As a teacher, I could not agree with him more. And yeah, I know you can highlight and leave notes with these gadgets, but there is nothing like flipping through an old book and finding my old handwritten scribble to remind me where I was at a particular point in time. I pick up favorite old books all the time and giggle when I find: “This is sooo mom!” or “Make husband read this whole paragraph!” I’m not sure I’ll have that same experience with the e-reader.

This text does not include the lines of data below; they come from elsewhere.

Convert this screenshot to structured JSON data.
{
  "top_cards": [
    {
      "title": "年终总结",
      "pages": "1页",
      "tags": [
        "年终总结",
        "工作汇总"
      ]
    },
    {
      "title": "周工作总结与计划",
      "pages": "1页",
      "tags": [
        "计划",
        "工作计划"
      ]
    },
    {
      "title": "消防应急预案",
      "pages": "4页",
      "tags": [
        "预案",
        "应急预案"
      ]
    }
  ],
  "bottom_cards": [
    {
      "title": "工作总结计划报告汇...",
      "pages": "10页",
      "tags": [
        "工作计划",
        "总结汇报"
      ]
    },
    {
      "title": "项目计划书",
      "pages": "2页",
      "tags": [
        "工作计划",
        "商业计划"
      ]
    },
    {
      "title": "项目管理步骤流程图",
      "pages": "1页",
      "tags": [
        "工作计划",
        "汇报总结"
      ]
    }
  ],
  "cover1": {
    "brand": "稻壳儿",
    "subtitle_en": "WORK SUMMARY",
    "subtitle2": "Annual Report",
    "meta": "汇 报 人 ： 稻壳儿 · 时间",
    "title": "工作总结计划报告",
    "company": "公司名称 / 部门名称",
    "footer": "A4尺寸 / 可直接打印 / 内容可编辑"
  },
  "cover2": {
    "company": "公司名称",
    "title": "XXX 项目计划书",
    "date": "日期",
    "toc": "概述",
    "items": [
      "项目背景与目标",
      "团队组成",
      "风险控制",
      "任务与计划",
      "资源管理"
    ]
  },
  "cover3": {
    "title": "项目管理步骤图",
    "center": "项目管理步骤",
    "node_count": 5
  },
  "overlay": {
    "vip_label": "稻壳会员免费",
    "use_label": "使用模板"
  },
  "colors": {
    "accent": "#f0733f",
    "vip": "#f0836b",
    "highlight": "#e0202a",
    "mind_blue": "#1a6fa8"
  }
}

3) There is something creepy about e-readers. I don’t know. I’m not anti-technology or anything, but it’s like when I found out one publisher of the latest version of The Adventures of Huckleberry Finn had taker out the “n-word” and replaced it with the word “slave,” I got a little bent out of shape. Things felt all Big Brothery to me. I worry that libraries are going to start closing, and I love libraries – even though, these days, they seem to have become places where the mentally unstable like to hang out to avoid the inclement weather. I don’t know, for me, books are as much a part of my head as they are my heart. I’m not so sure I’ll feel that in an e-reader.

Still, Valentine’s Day is coming up, and all the stores seem to be insinuating that the best lovers buy their significant others e-readers, so yesterday, I drove around town trying out various e-devices. I needed to feel them in my own hands, see what they could and could not do.

And so I am definitely leaning in one direction, and I must admit, it is not the direction in which I thought I would be going.

Without dragging things out (you know, the way I usually do), I figured I’d ask you, my beloved readers, for your opinions.

 

Note: iPads are not in the running. (I don’t need all those bells and whistles. Plus I need to be able to read outside, and the iPad has too much glare.)

For those of you who have e-readers, can you tell me which one you have, what you love most about the one you have, and if you had a chance to do it all over again, if you would make the same purchase. If not, what would you choose now?